§ **WORK REQUEST**: Go through the data below. Pull out every line that has the word "Fluorescent".

[Web page and app entries]
━━━━━━━━━━━━━━━━━━━━

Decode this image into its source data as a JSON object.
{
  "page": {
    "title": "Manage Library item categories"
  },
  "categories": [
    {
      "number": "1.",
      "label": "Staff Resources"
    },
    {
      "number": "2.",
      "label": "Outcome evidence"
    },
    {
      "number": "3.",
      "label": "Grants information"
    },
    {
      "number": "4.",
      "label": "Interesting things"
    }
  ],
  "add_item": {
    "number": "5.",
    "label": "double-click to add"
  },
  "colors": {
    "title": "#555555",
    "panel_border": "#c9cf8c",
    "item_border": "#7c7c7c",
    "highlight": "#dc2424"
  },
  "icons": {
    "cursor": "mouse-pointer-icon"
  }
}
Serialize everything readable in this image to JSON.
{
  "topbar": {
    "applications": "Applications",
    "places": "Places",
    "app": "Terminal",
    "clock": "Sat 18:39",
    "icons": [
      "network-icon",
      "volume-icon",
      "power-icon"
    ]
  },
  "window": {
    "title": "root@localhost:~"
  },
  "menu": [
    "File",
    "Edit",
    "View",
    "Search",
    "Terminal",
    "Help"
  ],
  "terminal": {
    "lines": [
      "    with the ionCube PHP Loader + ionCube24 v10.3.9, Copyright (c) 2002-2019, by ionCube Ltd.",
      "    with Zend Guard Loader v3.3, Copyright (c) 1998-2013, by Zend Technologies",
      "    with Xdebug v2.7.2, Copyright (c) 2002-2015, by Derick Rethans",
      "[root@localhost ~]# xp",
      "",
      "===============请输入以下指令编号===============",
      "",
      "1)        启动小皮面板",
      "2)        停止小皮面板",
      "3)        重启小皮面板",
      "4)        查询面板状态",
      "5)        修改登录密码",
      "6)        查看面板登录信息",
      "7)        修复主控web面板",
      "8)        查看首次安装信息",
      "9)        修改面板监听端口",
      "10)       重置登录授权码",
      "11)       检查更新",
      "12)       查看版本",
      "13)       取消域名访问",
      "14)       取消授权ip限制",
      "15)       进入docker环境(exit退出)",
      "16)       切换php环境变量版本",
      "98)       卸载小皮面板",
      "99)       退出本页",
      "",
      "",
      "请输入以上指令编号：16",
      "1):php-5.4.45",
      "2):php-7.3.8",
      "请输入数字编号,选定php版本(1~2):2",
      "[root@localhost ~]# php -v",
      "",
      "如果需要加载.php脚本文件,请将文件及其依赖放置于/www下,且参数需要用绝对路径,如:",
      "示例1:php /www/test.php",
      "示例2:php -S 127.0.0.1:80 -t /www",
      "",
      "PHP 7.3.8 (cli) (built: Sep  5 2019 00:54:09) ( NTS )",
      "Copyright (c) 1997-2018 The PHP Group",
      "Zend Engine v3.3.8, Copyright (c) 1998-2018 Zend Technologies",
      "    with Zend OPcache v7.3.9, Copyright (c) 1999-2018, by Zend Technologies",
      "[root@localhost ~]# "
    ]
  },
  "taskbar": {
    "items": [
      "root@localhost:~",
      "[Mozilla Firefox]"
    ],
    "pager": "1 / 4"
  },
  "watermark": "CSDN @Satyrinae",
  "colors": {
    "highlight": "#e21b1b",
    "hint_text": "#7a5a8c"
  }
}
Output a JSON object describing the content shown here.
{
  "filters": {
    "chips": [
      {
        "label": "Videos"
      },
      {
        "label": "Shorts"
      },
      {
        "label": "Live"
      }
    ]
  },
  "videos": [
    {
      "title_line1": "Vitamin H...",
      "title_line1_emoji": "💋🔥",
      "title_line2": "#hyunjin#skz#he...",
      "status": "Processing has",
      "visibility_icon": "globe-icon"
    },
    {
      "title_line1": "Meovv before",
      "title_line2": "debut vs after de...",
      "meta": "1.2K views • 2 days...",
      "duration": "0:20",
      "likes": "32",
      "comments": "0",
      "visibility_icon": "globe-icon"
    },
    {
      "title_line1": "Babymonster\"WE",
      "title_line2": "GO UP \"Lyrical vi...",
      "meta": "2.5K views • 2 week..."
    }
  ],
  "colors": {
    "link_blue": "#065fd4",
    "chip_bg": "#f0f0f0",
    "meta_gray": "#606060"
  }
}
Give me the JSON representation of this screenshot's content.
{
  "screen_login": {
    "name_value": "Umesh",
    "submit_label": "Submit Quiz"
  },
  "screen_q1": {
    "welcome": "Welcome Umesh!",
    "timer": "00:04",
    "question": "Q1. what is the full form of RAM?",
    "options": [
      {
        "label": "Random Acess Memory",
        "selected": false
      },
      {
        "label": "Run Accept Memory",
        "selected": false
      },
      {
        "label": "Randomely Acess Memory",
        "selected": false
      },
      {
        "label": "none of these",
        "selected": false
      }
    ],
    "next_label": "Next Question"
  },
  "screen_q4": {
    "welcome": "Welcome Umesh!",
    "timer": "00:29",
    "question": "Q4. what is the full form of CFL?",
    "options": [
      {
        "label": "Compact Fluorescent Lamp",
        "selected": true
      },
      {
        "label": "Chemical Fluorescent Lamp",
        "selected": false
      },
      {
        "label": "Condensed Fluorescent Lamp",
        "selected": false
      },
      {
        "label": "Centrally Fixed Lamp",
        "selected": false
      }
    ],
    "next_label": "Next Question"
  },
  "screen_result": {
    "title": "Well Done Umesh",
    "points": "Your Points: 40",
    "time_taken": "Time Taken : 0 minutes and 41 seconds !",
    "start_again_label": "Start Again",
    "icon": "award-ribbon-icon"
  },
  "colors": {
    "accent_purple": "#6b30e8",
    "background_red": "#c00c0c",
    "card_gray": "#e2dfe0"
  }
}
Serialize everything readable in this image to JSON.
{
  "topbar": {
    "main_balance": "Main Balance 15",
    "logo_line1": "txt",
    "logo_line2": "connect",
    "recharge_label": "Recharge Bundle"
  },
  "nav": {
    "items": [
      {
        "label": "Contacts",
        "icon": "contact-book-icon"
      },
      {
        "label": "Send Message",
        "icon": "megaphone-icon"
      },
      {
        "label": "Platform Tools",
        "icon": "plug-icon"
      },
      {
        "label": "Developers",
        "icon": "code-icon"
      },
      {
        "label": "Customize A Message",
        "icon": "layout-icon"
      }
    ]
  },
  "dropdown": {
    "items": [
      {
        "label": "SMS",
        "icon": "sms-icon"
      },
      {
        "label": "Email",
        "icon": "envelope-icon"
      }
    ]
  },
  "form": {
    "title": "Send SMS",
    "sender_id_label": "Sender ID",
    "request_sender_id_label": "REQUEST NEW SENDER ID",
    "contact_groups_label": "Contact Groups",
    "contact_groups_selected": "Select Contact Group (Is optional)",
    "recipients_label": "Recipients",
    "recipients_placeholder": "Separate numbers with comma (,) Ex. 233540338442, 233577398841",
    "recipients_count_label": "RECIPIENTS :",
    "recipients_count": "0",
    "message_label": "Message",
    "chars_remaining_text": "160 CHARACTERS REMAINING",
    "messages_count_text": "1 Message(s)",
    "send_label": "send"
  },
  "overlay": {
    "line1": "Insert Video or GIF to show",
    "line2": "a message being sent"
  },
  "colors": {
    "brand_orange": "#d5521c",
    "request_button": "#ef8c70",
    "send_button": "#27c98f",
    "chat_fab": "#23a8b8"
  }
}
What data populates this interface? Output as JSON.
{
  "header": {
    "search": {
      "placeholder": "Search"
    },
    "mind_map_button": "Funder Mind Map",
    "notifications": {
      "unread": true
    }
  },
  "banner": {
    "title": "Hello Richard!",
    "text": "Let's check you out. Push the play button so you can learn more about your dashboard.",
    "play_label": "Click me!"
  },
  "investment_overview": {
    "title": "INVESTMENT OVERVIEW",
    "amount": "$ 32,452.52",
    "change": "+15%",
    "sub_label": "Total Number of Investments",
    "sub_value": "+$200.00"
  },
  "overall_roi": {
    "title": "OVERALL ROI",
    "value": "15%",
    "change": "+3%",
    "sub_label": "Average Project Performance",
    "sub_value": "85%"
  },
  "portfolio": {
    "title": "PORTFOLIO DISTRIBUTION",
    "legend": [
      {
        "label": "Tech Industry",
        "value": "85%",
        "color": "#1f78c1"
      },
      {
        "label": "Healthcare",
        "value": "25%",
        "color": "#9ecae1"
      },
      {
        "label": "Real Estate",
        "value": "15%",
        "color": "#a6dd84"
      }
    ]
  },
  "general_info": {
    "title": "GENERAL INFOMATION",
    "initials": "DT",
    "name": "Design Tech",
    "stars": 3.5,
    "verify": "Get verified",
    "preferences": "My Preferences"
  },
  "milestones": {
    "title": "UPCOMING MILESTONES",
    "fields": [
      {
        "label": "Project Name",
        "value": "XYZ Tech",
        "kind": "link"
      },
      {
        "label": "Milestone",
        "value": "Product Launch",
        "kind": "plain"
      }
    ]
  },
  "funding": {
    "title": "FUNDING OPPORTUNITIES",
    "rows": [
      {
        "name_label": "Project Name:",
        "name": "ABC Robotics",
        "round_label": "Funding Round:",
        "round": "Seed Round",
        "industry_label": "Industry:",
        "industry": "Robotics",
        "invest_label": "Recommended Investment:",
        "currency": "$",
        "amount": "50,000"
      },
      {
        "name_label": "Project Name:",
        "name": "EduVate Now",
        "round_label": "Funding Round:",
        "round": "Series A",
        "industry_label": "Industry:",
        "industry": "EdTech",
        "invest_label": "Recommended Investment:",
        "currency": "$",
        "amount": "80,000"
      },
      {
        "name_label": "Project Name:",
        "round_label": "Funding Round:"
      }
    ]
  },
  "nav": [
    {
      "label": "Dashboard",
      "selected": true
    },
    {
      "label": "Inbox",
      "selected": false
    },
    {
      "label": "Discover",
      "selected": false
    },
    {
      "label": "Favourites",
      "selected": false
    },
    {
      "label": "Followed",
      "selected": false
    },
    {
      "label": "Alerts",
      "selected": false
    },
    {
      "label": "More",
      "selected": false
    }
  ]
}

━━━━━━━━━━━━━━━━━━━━

§ **TASK RESULT**:
        "label": "Compact Fluorescent Lamp",
        "label": "Chemical Fluorescent Lamp",
        "label": "Condensed Fluorescent Lamp",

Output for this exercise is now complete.